WORK TASK
Could you give back the records exactly, taking out the pictures?

(App and web page records)

****************************************

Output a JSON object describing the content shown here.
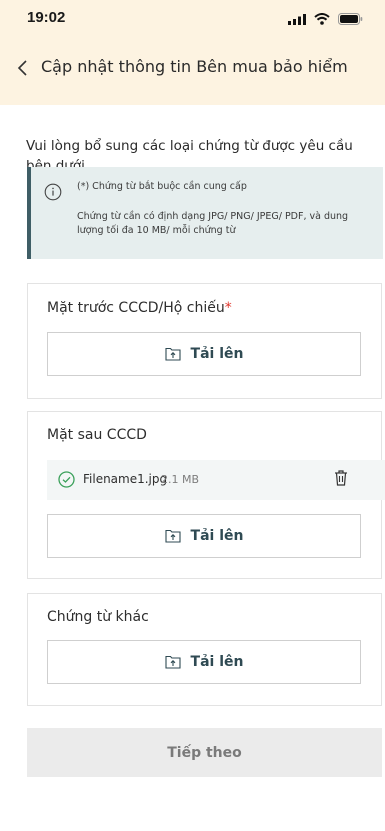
{
  "status_bar": {
    "time": "19:02"
  },
  "header": {
    "title": "Cập nhật thông tin Bên mua bảo hiểm"
  },
  "intro": "Vui lòng bổ sung các loại chứng từ được yêu cầu bên dưới",
  "notice": {
    "required_note": "(*) Chứng từ bắt buộc cần cung cấp",
    "format_note": "Chứng từ cần có định dạng JPG/ PNG/ JPEG/ PDF, và dung lượng tối đa 10 MB/ mỗi chứng từ"
  },
  "sections": [
    {
      "title": "Mặt trước CCCD/Hộ chiếu",
      "required_mark": "*",
      "upload_label": "Tải lên"
    },
    {
      "title": "Mặt sau CCCD",
      "upload_label": "Tải lên",
      "files": [
        {
          "name": "Filename1.jpg",
          "size": "2.1 MB"
        }
      ]
    },
    {
      "title": "Chứng từ khác",
      "upload_label": "Tải lên"
    }
  ],
  "footer": {
    "next_label": "Tiếp theo"
  },
  "colors": {
    "accent": "#2f4a53",
    "header_bg": "#fdf3e1",
    "notice_bg": "#e6eeee",
    "required": "#e0352b"
  },
  "icons": [
    "signal-icon",
    "wifi-icon",
    "battery-icon",
    "back-chevron-icon",
    "info-icon",
    "upload-icon",
    "check-circle-icon",
    "trash-icon"
  ]
}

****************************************

ANSWER BOX
Output a JSON object describing the content shown here.
{
  "status_bar": {
    "time": "19:02"
  },
  "header": {
    "title": "Cập nhật thông tin Bên mua bảo hiểm"
  },
  "intro": "Vui lòng bổ sung các loại chứng từ được yêu cầu bên dưới",
  "notice": {
    "required_note": "(*) Chứng từ bắt buộc cần cung cấp",
    "format_note": "Chứng từ cần có định dạng JPG/ PNG/ JPEG/ PDF, và dung lượng tối đa 10 MB/ mỗi chứng từ"
  },
  "sections": [
    {
      "title": "Mặt trước CCCD/Hộ chiếu",
      "required_mark": "*",
      "upload_label": "Tải lên"
    },
    {
      "title": "Mặt sau CCCD",
      "upload_label": "Tải lên",
      "files": [
        {
          "name": "Filename1.jpg",
          "size": "2.1 MB"
        }
      ]
    },
    {
      "title": "Chứng từ khác",
      "upload_label": "Tải lên"
    }
  ],
  "footer": {
    "next_label": "Tiếp theo"
  },
  "colors": {
    "accent": "#2f4a53",
    "header_bg": "#fdf3e1",
    "notice_bg": "#e6eeee",
    "required": "#e0352b"
  },
  "icons": [
    "signal-icon",
    "wifi-icon",
    "battery-icon",
    "back-chevron-icon",
    "info-icon",
    "upload-icon",
    "check-circle-icon",
    "trash-icon"
  ]
}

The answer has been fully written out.